I’m sharing a quote I’ve just scraped from one of my OU books. It’s an amusing paradox because although it’s in my course book, I can’t follow its advice. In a way I have to do the opposite and write about a lot of literary criticism (some of which I’m not making sense of and I’m not sure I want to).
It’s from a letter written by Philip K. Dick in 1981 where he responds to a
critical article (about one of his own novels) he has been sent and confesses that he finds it unreadable.

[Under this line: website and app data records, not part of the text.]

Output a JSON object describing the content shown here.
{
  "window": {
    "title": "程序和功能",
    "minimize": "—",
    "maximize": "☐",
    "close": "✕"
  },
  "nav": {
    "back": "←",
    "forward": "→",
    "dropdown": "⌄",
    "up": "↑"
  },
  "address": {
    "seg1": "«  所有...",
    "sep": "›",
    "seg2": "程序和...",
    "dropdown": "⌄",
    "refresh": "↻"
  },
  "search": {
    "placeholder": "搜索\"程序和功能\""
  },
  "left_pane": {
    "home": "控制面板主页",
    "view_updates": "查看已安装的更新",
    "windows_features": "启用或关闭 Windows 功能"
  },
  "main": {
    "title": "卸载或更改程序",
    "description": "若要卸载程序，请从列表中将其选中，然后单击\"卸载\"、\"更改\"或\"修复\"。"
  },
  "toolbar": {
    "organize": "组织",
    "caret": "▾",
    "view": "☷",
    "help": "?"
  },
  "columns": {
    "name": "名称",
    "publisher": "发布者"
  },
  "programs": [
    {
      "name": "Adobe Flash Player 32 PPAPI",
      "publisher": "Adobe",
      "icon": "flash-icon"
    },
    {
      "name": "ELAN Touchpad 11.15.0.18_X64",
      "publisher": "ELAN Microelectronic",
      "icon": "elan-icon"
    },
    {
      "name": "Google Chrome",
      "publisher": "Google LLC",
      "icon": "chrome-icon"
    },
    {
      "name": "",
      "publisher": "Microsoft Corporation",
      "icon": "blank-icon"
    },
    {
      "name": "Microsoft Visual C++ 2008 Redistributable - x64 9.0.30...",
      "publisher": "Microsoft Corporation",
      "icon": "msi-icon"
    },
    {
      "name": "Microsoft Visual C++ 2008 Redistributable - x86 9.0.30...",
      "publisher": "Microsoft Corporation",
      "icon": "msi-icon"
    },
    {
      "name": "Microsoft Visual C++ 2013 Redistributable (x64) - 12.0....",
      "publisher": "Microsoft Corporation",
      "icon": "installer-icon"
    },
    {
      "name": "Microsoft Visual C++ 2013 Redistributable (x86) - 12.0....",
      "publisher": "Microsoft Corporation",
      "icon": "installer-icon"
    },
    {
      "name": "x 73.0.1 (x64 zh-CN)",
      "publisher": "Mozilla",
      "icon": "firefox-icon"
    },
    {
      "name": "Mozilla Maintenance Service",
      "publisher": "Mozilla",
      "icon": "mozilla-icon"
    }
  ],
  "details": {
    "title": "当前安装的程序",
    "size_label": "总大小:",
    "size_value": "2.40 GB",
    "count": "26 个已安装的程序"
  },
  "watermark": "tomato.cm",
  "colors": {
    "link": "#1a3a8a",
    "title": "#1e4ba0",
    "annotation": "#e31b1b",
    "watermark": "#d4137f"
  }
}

‘Criticism, to be valuable, must make sense and must relate in some way to that which it analyses … [E]verything bad about academic literary criticism is found in this article; it is dull, it is pointless, and its only purpose – if indeed it has a purpose – is to exhibit the education of its author, who, I feel, really should read fewer books and, instead, play frisbie in a park somewhere with some little kids (and I might take that advice myself, in view of my recent writings).
Perhaps we are all spending too much time thinking and reading and writing when we should be out in the sun.’
(From The Popular and the Canonical, an A300 coursebook)
Unfortunately, I now have to spend too much time reading and thinking and writing.